Eventually, Microsoft Windows introduced support for long file names, and removed the 8.3 name/extension split in file names, in an extended version of the commonly used FAT file system called VFAT. VFAT first appeared in Windows NT 3.5 and Windows 95. The internal implementation of long file names in VFAT is largely considered to be a kludge, but it removed the important length restriction, and allowed files to have a mix of upper case and lower case letters, on machines that would not run Windows NT well. However, the use of three-character extensions under Microsoft Windows has continued, originally for backward compatibility with older versions of Windows and now by habit, along with the problems it creates.
File extension alternatives
In network contexts, files are regarded as streams of bits and do not have filenames or extensions. On the Internet, the type of a bitstream is stated as the Internet media type of the stream (also called the MIME type or content type). This is given in a line of text preceding the stream sent to the client, such as: Content-type: text/plain for simple text file type.
Here at File-Extensions.org you can find out MIME types to many file extensions / file formats.

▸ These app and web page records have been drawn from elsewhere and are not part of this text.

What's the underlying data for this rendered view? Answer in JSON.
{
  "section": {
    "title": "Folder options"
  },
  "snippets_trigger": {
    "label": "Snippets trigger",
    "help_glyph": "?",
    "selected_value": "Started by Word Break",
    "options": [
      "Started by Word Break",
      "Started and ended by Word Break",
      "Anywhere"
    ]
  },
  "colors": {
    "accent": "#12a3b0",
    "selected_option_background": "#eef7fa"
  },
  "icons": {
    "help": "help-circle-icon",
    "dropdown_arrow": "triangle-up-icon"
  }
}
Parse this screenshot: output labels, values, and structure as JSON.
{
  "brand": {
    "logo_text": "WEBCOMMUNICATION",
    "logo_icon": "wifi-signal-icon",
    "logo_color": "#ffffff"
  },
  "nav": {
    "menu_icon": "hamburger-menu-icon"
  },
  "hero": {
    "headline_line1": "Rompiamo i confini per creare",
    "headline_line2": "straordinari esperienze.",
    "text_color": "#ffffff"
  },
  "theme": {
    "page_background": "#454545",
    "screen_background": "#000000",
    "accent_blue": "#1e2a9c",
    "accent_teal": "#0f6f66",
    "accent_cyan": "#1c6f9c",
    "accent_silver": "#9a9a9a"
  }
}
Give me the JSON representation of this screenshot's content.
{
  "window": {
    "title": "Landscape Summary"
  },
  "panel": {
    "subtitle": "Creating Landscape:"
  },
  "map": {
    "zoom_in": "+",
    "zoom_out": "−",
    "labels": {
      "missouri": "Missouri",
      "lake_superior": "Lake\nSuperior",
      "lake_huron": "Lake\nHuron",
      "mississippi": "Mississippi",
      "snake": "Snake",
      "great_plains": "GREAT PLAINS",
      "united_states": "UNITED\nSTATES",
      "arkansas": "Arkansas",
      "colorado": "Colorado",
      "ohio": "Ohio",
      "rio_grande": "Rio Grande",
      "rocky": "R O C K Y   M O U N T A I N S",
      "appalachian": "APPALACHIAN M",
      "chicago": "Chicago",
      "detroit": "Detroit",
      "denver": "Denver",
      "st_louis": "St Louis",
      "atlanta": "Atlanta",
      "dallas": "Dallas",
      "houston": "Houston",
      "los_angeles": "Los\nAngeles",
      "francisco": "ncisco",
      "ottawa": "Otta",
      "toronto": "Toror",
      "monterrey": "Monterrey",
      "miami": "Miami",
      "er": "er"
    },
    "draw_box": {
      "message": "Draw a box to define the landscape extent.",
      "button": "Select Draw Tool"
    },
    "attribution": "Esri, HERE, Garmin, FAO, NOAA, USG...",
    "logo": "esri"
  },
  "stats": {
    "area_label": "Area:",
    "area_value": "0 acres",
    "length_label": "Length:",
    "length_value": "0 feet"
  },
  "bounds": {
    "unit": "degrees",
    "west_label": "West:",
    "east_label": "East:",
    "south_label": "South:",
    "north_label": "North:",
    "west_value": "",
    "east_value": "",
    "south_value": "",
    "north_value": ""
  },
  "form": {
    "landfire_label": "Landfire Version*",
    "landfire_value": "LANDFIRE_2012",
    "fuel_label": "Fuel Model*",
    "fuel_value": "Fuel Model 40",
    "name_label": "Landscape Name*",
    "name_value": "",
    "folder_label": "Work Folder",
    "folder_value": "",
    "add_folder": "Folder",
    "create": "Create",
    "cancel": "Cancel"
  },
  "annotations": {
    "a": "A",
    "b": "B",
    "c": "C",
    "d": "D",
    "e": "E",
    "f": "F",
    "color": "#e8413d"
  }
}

If exists, information about MIME type is stated in description of file extension.
BFS file system from BeOS supports extended attributes and it tags a file with its Internet media type as an extended attribute. The KDE and GNOME desktop environments associate an Internet media type with a file by examining both the filename extension and the contents of the file, in the fashion of the file command, as a heuristic. They choose the application to launch when a file is opened based on that Internet media type, reducing the dependency on filename extensions.
Mac OS X uses both filename extensions and media types, as well as file type codes, to select a Uniform Type Identifier by which to identify the file type internally.
Here at File-extensions.org you can find a huge searchable file extensions library that contains thousands of file extension records. A large number of file type entries have detailed explanation of each file type and the way they are used today and also contain linked programs that can view, open, edit, convert or play unknown file type you are looking for.